ASSIGNED TASK:
Restate the data exactly as given and keep the pictures out.

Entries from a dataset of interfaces
□ □ □

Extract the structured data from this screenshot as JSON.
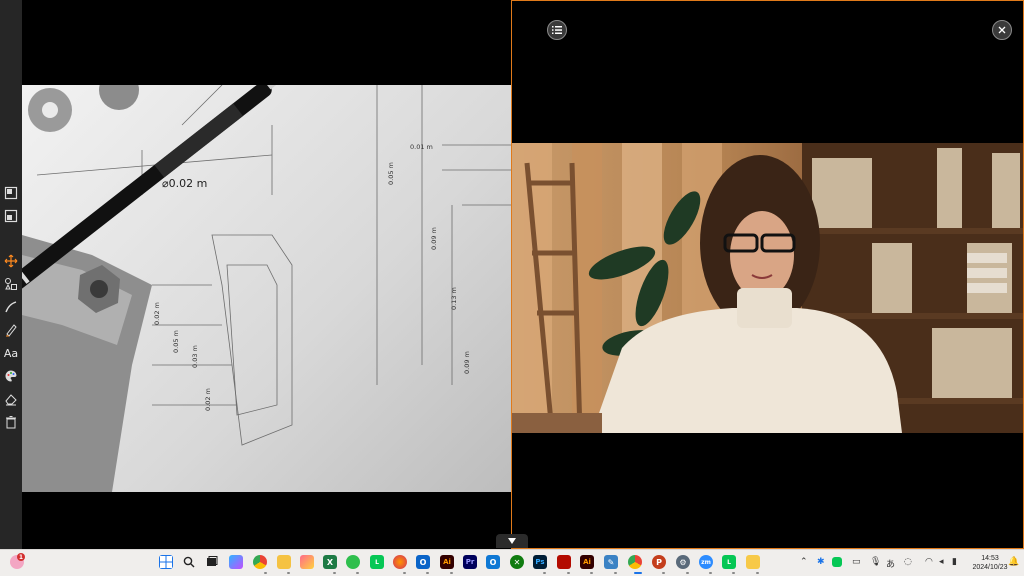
{
  "toolbar": {
    "tools": [
      "layout-single-icon",
      "layout-split-icon",
      "move-icon",
      "shapes-icon",
      "highlighter-icon",
      "pen-icon",
      "text-icon",
      "palette-icon",
      "eraser-icon",
      "trash-icon"
    ],
    "active_color": "#ff8a1f",
    "text_tool_label": "Aa"
  },
  "left_pane": {
    "image": "engineering blueprint with pen",
    "labels": [
      "⌀0.02 m",
      "0.01 m",
      "0.05 m",
      "0.09 m",
      "0.13 m",
      "0.02 m",
      "0.05 m",
      "0.03 m",
      "0.02 m",
      "0.09 m"
    ]
  },
  "right_pane": {
    "image": "woman with glasses at desk in front of bookshelf",
    "border_color": "#e07a1a"
  },
  "taskbar": {
    "clock_time": "14:53",
    "clock_date": "2024/10/23",
    "notification_count": "1",
    "ime_label": "あ",
    "apps": [
      "windows-start",
      "search",
      "task-view",
      "copilot",
      "chrome",
      "file-explorer",
      "photos",
      "excel",
      "wechat",
      "line",
      "firefox",
      "outlook",
      "illustrator",
      "premiere",
      "outlook-new",
      "xbox",
      "photoshop",
      "acrobat",
      "illustrator-2",
      "pen-app",
      "chrome-2",
      "powerpoint",
      "settings",
      "zoom",
      "line-2",
      "notes"
    ]
  }
}
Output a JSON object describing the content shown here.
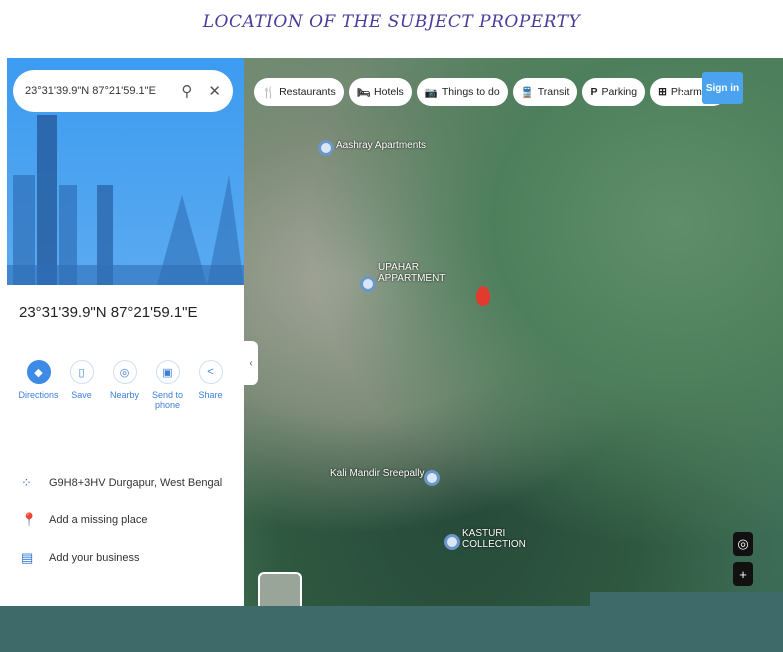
{
  "header": {
    "title": "LOCATION OF THE SUBJECT PROPERTY"
  },
  "search": {
    "value": "23°31'39.9\"N 87°21'59.1\"E",
    "search_icon": "search-icon",
    "close_icon": "close-icon"
  },
  "place": {
    "coordinates": "23°31'39.9\"N 87°21'59.1\"E"
  },
  "actions": [
    {
      "label": "Directions",
      "icon": "directions-icon"
    },
    {
      "label": "Save",
      "icon": "bookmark-icon"
    },
    {
      "label": "Nearby",
      "icon": "nearby-icon"
    },
    {
      "label": "Send to phone",
      "icon": "send-to-phone-icon"
    },
    {
      "label": "Share",
      "icon": "share-icon"
    }
  ],
  "info_rows": [
    {
      "label": "G9H8+3HV Durgapur, West Bengal",
      "icon": "plus-code-icon"
    },
    {
      "label": "Add a missing place",
      "icon": "add-place-icon"
    },
    {
      "label": "Add your business",
      "icon": "add-business-icon"
    }
  ],
  "chips": [
    {
      "label": "Restaurants",
      "icon": "🍴"
    },
    {
      "label": "Hotels",
      "icon": "🛏"
    },
    {
      "label": "Things to do",
      "icon": "📷"
    },
    {
      "label": "Transit",
      "icon": "🚆"
    },
    {
      "label": "Parking",
      "icon": "P"
    },
    {
      "label": "Pharmac",
      "icon": "⊞"
    }
  ],
  "map": {
    "sign_in": "Sign in",
    "labels": {
      "aashray": "Aashray Apartments",
      "upahar1": "UPAHAR",
      "upahar2": "APPARTMENT",
      "kali": "Kali Mandir Sreepally",
      "kasturi1": "KASTURI",
      "kasturi2": "COLLECTION"
    }
  },
  "colors": {
    "accent": "#3d8be6",
    "title": "#4b3a9a",
    "band": "#3e6b69",
    "pin": "#e23a2e"
  }
}
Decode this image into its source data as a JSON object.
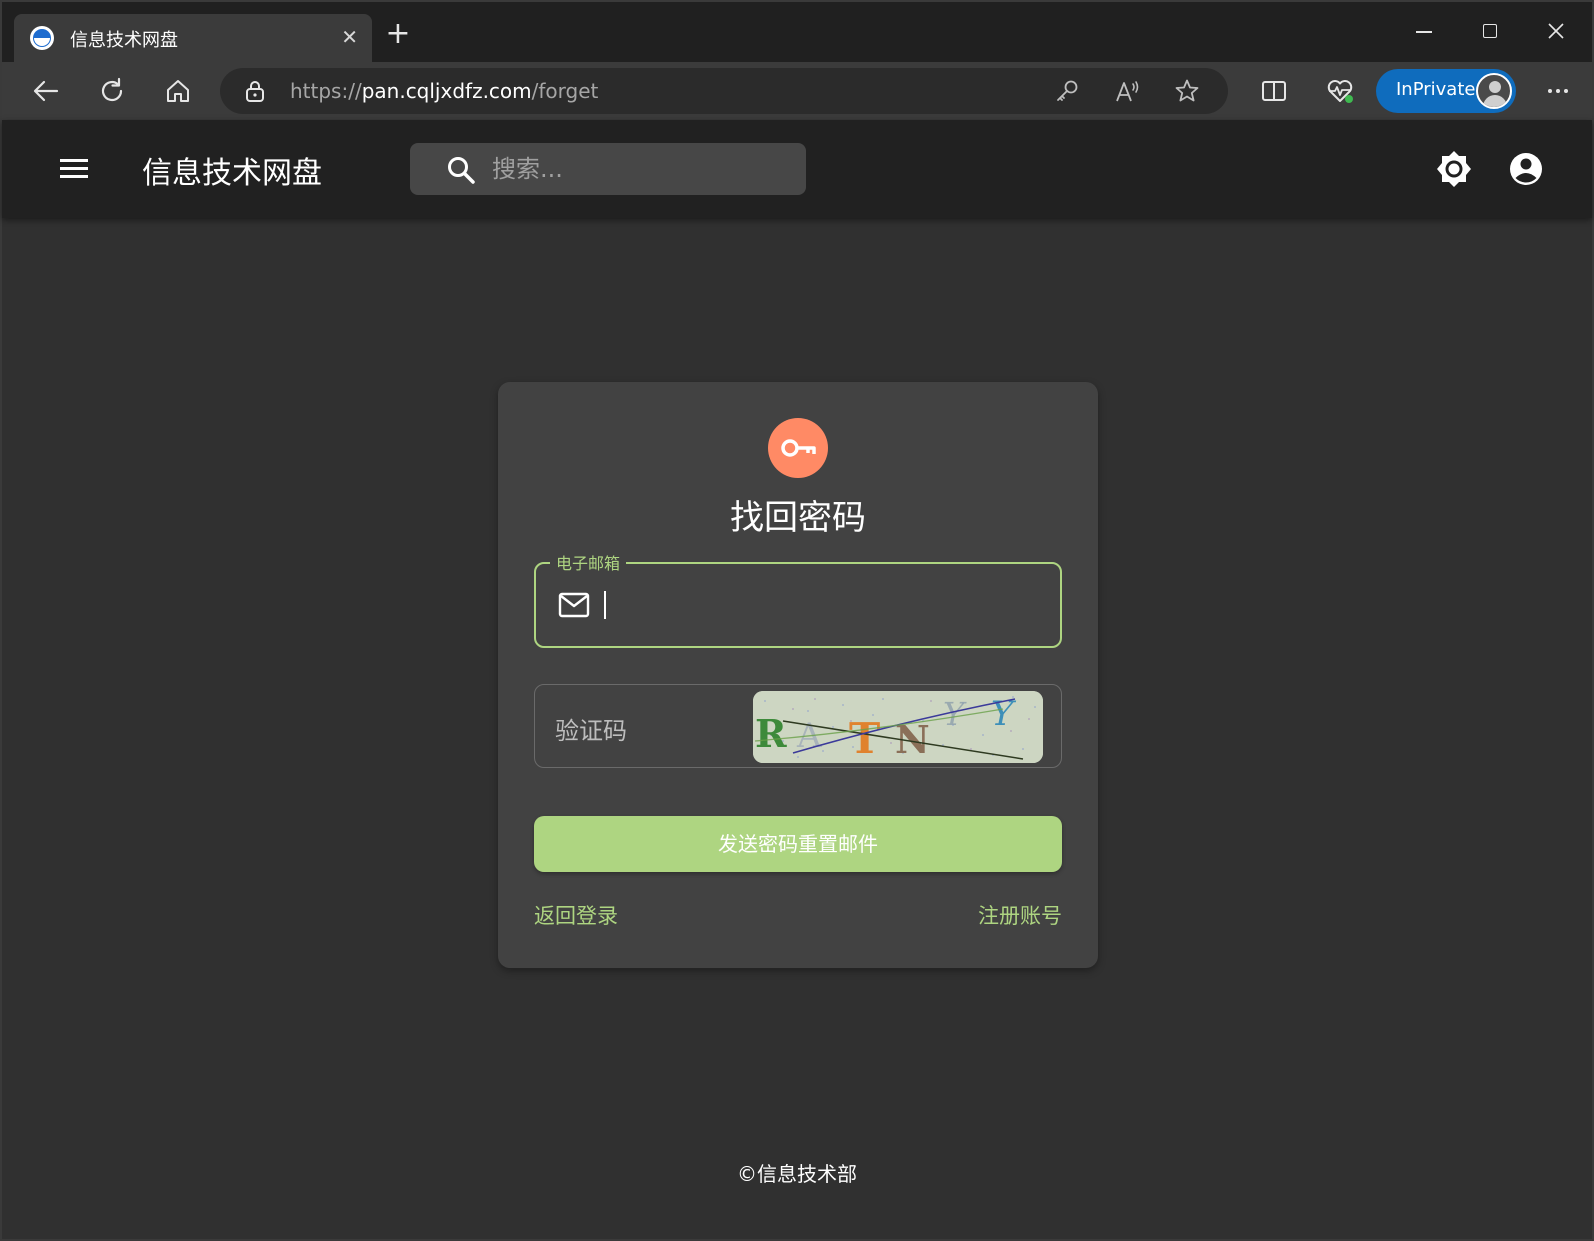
{
  "browser": {
    "tab_title": "信息技术网盘",
    "url_scheme": "https://",
    "url_host": "pan.cqljxdfz.com",
    "url_path": "/forget",
    "inprivate_label": "InPrivate",
    "new_tab_symbol": "+",
    "close_symbol": "✕"
  },
  "app": {
    "title": "信息技术网盘",
    "search_placeholder": "搜索..."
  },
  "form": {
    "title": "找回密码",
    "email_label": "电子邮箱",
    "email_value": "",
    "captcha_label": "验证码",
    "captcha_text": "RATNYY",
    "submit_label": "发送密码重置邮件",
    "back_to_login": "返回登录",
    "register": "注册账号"
  },
  "footer": {
    "copyright": "©信息技术部"
  },
  "colors": {
    "accent": "#aed581",
    "icon_badge": "#ff8a65",
    "card_bg": "#424242",
    "page_bg": "#303030",
    "header_bg": "#212121",
    "inprivate_bg": "#0f6cbd"
  },
  "icons": {
    "tab_favicon": "edge-logo-icon",
    "back": "arrow-left-icon",
    "refresh": "refresh-icon",
    "home": "home-icon",
    "lock": "lock-icon",
    "key_addr": "key-icon",
    "read_aloud": "read-aloud-icon",
    "favorite": "star-icon",
    "split_screen": "split-screen-icon",
    "health": "heart-pulse-icon",
    "more": "more-icon",
    "menu": "hamburger-menu-icon",
    "search": "search-icon",
    "theme": "brightness-icon",
    "account": "account-circle-icon",
    "card_key": "vpn-key-icon",
    "mail": "mail-icon"
  }
}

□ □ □

EXPECTED ANSWER:
Extract the structured data from this screenshot as JSON.
{
  "toolbar": {
    "tools": [
      "layout-single-icon",
      "layout-split-icon",
      "move-icon",
      "shapes-icon",
      "highlighter-icon",
      "pen-icon",
      "text-icon",
      "palette-icon",
      "eraser-icon",
      "trash-icon"
    ],
    "active_color": "#ff8a1f",
    "text_tool_label": "Aa"
  },
  "left_pane": {
    "image": "engineering blueprint with pen",
    "labels": [
      "⌀0.02 m",
      "0.01 m",
      "0.05 m",
      "0.09 m",
      "0.13 m",
      "0.02 m",
      "0.05 m",
      "0.03 m",
      "0.02 m",
      "0.09 m"
    ]
  },
  "right_pane": {
    "image": "woman with glasses at desk in front of bookshelf",
    "border_color": "#e07a1a"
  },
  "taskbar": {
    "clock_time": "14:53",
    "clock_date": "2024/10/23",
    "notification_count": "1",
    "ime_label": "あ",
    "apps": [
      "windows-start",
      "search",
      "task-view",
      "copilot",
      "chrome",
      "file-explorer",
      "photos",
      "excel",
      "wechat",
      "line",
      "firefox",
      "outlook",
      "illustrator",
      "premiere",
      "outlook-new",
      "xbox",
      "photoshop",
      "acrobat",
      "illustrator-2",
      "pen-app",
      "chrome-2",
      "powerpoint",
      "settings",
      "zoom",
      "line-2",
      "notes"
    ]
  }
}
Output a JSON object describing the content shown here.
{
  "header": {
    "title": "LOCATION OF THE SUBJECT PROPERTY"
  },
  "search": {
    "value": "23°31'39.9\"N 87°21'59.1\"E",
    "search_icon": "search-icon",
    "close_icon": "close-icon"
  },
  "place": {
    "coordinates": "23°31'39.9\"N 87°21'59.1\"E"
  },
  "actions": [
    {
      "label": "Directions",
      "icon": "directions-icon"
    },
    {
      "label": "Save",
      "icon": "bookmark-icon"
    },
    {
      "label": "Nearby",
      "icon": "nearby-icon"
    },
    {
      "label": "Send to phone",
      "icon": "send-to-phone-icon"
    },
    {
      "label": "Share",
      "icon": "share-icon"
    }
  ],
  "info_rows": [
    {
      "label": "G9H8+3HV Durgapur, West Bengal",
      "icon": "plus-code-icon"
    },
    {
      "label": "Add a missing place",
      "icon": "add-place-icon"
    },
    {
      "label": "Add your business",
      "icon": "add-business-icon"
    }
  ],
  "chips": [
    {
      "label": "Restaurants",
      "icon": "🍴"
    },
    {
      "label": "Hotels",
      "icon": "🛏"
    },
    {
      "label": "Things to do",
      "icon": "📷"
    },
    {
      "label": "Transit",
      "icon": "🚆"
    },
    {
      "label": "Parking",
      "icon": "P"
    },
    {
      "label": "Pharmac",
      "icon": "⊞"
    }
  ],
  "map": {
    "sign_in": "Sign in",
    "labels": {
      "aashray": "Aashray Apartments",
      "upahar1": "UPAHAR",
      "upahar2": "APPARTMENT",
      "kali": "Kali Mandir Sreepally",
      "kasturi1": "KASTURI",
      "kasturi2": "COLLECTION"
    }
  },
  "colors": {
    "accent": "#3d8be6",
    "title": "#4b3a9a",
    "band": "#3e6b69",
    "pin": "#e23a2e"
  }
}
Decode this image into its source data as a JSON object.
{
  "browser": {
    "tab_title": "信息技术网盘",
    "url_scheme": "https://",
    "url_host": "pan.cqljxdfz.com",
    "url_path": "/forget",
    "inprivate_label": "InPrivate",
    "new_tab_symbol": "+",
    "close_symbol": "✕"
  },
  "app": {
    "title": "信息技术网盘",
    "search_placeholder": "搜索..."
  },
  "form": {
    "title": "找回密码",
    "email_label": "电子邮箱",
    "email_value": "",
    "captcha_label": "验证码",
    "captcha_text": "RATNYY",
    "submit_label": "发送密码重置邮件",
    "back_to_login": "返回登录",
    "register": "注册账号"
  },
  "footer": {
    "copyright": "©信息技术部"
  },
  "colors": {
    "accent": "#aed581",
    "icon_badge": "#ff8a65",
    "card_bg": "#424242",
    "page_bg": "#303030",
    "header_bg": "#212121",
    "inprivate_bg": "#0f6cbd"
  },
  "icons": {
    "tab_favicon": "edge-logo-icon",
    "back": "arrow-left-icon",
    "refresh": "refresh-icon",
    "home": "home-icon",
    "lock": "lock-icon",
    "key_addr": "key-icon",
    "read_aloud": "read-aloud-icon",
    "favorite": "star-icon",
    "split_screen": "split-screen-icon",
    "health": "heart-pulse-icon",
    "more": "more-icon",
    "menu": "hamburger-menu-icon",
    "search": "search-icon",
    "theme": "brightness-icon",
    "account": "account-circle-icon",
    "card_key": "vpn-key-icon",
    "mail": "mail-icon"
  }
}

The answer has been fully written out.